Business News of Friday, 23 November 2012
From 2013, financial reports prepared by both private and public financial institutions without using the International Financial Reporting Standards (IFRS) will not be recognised, Country Director of the Association of Chartered Certified Accountants (ACCA) Mr. Norman Williams has disclosed.
This, he said, is part of sanctions being put in place to ensure strict adherence to the new accounting system to facilitate professionalism and transparency in financial accounting processes in the country.
In this regard, Mr. Williams said ACCA will intensify its capacity building efforts to ensure that most accountants in the private and public sector get familiar with the IFRS.
“Capacity building is our major problem now, but we intend to bridge this gap through frequent sensitisation workshops as we push to adopt the new accounting standard.
“From next year, ACCA plans to go into the rural areas to update District Chief Executives (DCEs) on the project,” he said.
Mr. Williams was speaking at a media round-table discussion for the visit of ACCA’s global President, Professor Barry Cooper, to the country to familiarise with ACCA executives and members.
International Financial Reporting Standards (IFRS) has been designed as a common global language for business affairs to ensure that accounts prepared are understandable and comparable across international boundaries.
The new standards have been introduced due to growing international shareholding and trade, and are particularly important for companies that have dealings in several countries.
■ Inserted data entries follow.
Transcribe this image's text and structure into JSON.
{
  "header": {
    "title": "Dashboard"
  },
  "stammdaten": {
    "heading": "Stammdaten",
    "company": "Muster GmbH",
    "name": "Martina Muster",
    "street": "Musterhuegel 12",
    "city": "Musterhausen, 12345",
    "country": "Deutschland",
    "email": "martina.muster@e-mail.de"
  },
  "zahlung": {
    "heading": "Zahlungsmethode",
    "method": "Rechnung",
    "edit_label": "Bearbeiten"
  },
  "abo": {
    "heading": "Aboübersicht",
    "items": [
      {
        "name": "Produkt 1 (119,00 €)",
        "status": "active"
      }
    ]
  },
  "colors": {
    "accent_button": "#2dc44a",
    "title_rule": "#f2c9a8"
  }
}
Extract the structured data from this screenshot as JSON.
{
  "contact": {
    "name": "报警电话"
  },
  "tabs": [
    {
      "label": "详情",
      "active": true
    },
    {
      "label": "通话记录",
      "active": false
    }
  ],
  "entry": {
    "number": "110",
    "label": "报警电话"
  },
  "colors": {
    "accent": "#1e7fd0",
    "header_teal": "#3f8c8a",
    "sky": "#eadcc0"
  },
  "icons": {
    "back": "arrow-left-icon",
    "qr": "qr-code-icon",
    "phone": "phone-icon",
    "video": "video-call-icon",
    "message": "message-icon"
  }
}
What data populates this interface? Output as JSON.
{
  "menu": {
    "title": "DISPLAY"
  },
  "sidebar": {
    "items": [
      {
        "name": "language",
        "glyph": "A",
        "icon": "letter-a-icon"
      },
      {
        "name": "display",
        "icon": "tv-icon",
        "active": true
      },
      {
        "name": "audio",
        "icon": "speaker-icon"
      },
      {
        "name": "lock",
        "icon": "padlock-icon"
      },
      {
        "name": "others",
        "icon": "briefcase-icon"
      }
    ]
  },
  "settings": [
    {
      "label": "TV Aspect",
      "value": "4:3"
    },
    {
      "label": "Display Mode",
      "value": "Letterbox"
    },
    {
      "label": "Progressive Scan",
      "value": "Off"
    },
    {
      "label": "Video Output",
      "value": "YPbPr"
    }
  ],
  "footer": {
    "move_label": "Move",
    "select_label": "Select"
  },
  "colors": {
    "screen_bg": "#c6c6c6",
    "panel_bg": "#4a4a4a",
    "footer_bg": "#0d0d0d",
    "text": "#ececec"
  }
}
Professor Barry Cooper, global President of ACCA, said the outfit continues to play a significant role in development of the country’s economy through the provision of chartered accountants with strong financial backgrounds.
“The contribution and significance of ACCA products should not be underestimated considering the strong economic potential of the country.
He said the country is better-positioned to develop its potentials due to the favourable economic stability, and ACCA is committed toward achieving the aim through financial accounting contributions as well as strong collaborations and relationships.
“There is great demand for accountants, for which ACCA is willing to partner the country in developing and training professional accountants as a way of contributing toward economic development of the country.
“ACCA will continue to support accounting students in the country by providing readily available resources and materials as well as subsidies,” Prof. Cooper noted.
ACCA is the global body for professional accountants and aims at offering business-relevant, first-choice qualifications to people of application, ability and ambition around the world who seek a rewarding career in accountancy, finance and management.
The Association currently supports 154,000 members and 432,000 students in 170 countries, helping them to develop successful careers in accounting and business with the skills needed by employers.
It also seeks to enhance the public value of accounting in society through international research, and takes a progressive stance on global issues to ensure accountancy as a profession continues to grow in reputation and influence.